GOAL OF THE EXERCISE – Each and every line of the data must appear exactly as given.

===============

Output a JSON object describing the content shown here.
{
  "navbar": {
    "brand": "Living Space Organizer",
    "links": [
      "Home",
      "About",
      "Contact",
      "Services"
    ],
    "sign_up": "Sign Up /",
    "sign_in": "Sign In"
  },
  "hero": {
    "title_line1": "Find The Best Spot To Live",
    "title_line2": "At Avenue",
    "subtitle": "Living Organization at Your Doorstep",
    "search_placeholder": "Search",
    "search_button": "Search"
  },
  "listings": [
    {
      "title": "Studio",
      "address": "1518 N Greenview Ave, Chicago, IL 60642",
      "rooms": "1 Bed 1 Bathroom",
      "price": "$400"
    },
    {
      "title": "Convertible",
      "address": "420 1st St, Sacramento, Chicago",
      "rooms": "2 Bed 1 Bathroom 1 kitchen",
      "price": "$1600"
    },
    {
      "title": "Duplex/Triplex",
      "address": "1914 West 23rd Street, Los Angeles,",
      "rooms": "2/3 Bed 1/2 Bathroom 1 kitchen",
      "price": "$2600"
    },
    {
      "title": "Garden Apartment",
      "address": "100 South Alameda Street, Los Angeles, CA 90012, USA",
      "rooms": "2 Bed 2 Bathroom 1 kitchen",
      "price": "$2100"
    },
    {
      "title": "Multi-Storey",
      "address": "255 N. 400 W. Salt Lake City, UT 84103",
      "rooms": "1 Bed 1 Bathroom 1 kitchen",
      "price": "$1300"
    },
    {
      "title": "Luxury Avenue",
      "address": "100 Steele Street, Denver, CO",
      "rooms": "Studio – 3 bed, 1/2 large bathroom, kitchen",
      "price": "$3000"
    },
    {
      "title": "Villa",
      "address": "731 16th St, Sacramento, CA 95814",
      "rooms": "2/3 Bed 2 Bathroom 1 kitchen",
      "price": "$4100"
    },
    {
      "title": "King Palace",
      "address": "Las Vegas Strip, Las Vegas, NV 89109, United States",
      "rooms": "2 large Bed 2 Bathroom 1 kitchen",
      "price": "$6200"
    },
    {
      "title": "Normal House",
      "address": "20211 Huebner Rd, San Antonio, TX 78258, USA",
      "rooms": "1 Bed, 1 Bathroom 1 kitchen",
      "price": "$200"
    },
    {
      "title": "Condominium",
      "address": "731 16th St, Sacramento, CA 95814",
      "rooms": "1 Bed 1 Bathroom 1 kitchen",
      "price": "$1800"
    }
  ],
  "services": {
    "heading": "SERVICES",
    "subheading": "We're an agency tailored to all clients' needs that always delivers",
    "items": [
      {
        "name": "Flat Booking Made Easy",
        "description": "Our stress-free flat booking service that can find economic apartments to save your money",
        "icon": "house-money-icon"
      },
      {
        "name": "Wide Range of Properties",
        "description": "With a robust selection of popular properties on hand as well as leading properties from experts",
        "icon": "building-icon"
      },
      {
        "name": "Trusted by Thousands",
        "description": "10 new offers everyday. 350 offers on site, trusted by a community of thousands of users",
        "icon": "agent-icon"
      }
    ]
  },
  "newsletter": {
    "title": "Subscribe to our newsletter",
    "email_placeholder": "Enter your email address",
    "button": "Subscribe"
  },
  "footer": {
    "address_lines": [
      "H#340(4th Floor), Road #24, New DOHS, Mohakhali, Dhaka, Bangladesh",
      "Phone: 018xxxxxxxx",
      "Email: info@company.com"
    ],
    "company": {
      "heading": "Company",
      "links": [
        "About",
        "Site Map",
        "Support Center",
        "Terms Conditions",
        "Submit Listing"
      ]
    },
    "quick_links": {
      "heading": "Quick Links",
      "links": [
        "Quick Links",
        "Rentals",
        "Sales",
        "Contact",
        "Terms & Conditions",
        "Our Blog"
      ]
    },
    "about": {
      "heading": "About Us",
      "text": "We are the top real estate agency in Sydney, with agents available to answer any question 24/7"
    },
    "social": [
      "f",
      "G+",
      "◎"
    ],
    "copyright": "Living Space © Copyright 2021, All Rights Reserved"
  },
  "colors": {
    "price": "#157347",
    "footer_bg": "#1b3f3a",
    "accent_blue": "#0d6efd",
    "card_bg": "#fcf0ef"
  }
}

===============

OUTPUT OF THE EXERCISE –
Output a JSON object describing the content shown here.
{
  "navbar": {
    "brand": "Living Space Organizer",
    "links": [
      "Home",
      "About",
      "Contact",
      "Services"
    ],
    "sign_up": "Sign Up /",
    "sign_in": "Sign In"
  },
  "hero": {
    "title_line1": "Find The Best Spot To Live",
    "title_line2": "At Avenue",
    "subtitle": "Living Organization at Your Doorstep",
    "search_placeholder": "Search",
    "search_button": "Search"
  },
  "listings": [
    {
      "title": "Studio",
      "address": "1518 N Greenview Ave, Chicago, IL 60642",
      "rooms": "1 Bed 1 Bathroom",
      "price": "$400"
    },
    {
      "title": "Convertible",
      "address": "420 1st St, Sacramento, Chicago",
      "rooms": "2 Bed 1 Bathroom 1 kitchen",
      "price": "$1600"
    },
    {
      "title": "Duplex/Triplex",
      "address": "1914 West 23rd Street, Los Angeles,",
      "rooms": "2/3 Bed 1/2 Bathroom 1 kitchen",
      "price": "$2600"
    },
    {
      "title": "Garden Apartment",
      "address": "100 South Alameda Street, Los Angeles, CA 90012, USA",
      "rooms": "2 Bed 2 Bathroom 1 kitchen",
      "price": "$2100"
    },
    {
      "title": "Multi-Storey",
      "address": "255 N. 400 W. Salt Lake City, UT 84103",
      "rooms": "1 Bed 1 Bathroom 1 kitchen",
      "price": "$1300"
    },
    {
      "title": "Luxury Avenue",
      "address": "100 Steele Street, Denver, CO",
      "rooms": "Studio – 3 bed, 1/2 large bathroom, kitchen",
      "price": "$3000"
    },
    {
      "title": "Villa",
      "address": "731 16th St, Sacramento, CA 95814",
      "rooms": "2/3 Bed 2 Bathroom 1 kitchen",
      "price": "$4100"
    },
    {
      "title": "King Palace",
      "address": "Las Vegas Strip, Las Vegas, NV 89109, United States",
      "rooms": "2 large Bed 2 Bathroom 1 kitchen",
      "price": "$6200"
    },
    {
      "title": "Normal House",
      "address": "20211 Huebner Rd, San Antonio, TX 78258, USA",
      "rooms": "1 Bed, 1 Bathroom 1 kitchen",
      "price": "$200"
    },
    {
      "title": "Condominium",
      "address": "731 16th St, Sacramento, CA 95814",
      "rooms": "1 Bed 1 Bathroom 1 kitchen",
      "price": "$1800"
    }
  ],
  "services": {
    "heading": "SERVICES",
    "subheading": "We're an agency tailored to all clients' needs that always delivers",
    "items": [
      {
        "name": "Flat Booking Made Easy",
        "description": "Our stress-free flat booking service that can find economic apartments to save your money",
        "icon": "house-money-icon"
      },
      {
        "name": "Wide Range of Properties",
        "description": "With a robust selection of popular properties on hand as well as leading properties from experts",
        "icon": "building-icon"
      },
      {
        "name": "Trusted by Thousands",
        "description": "10 new offers everyday. 350 offers on site, trusted by a community of thousands of users",
        "icon": "agent-icon"
      }
    ]
  },
  "newsletter": {
    "title": "Subscribe to our newsletter",
    "email_placeholder": "Enter your email address",
    "button": "Subscribe"
  },
  "footer": {
    "address_lines": [
      "H#340(4th Floor), Road #24, New DOHS, Mohakhali, Dhaka, Bangladesh",
      "Phone: 018xxxxxxxx",
      "Email: info@company.com"
    ],
    "company": {
      "heading": "Company",
      "links": [
        "About",
        "Site Map",
        "Support Center",
        "Terms Conditions",
        "Submit Listing"
      ]
    },
    "quick_links": {
      "heading": "Quick Links",
      "links": [
        "Quick Links",
        "Rentals",
        "Sales",
        "Contact",
        "Terms & Conditions",
        "Our Blog"
      ]
    },
    "about": {
      "heading": "About Us",
      "text": "We are the top real estate agency in Sydney, with agents available to answer any question 24/7"
    },
    "social": [
      "f",
      "G+",
      "◎"
    ],
    "copyright": "Living Space © Copyright 2021, All Rights Reserved"
  },
  "colors": {
    "price": "#157347",
    "footer_bg": "#1b3f3a",
    "accent_blue": "#0d6efd",
    "card_bg": "#fcf0ef"
  }
}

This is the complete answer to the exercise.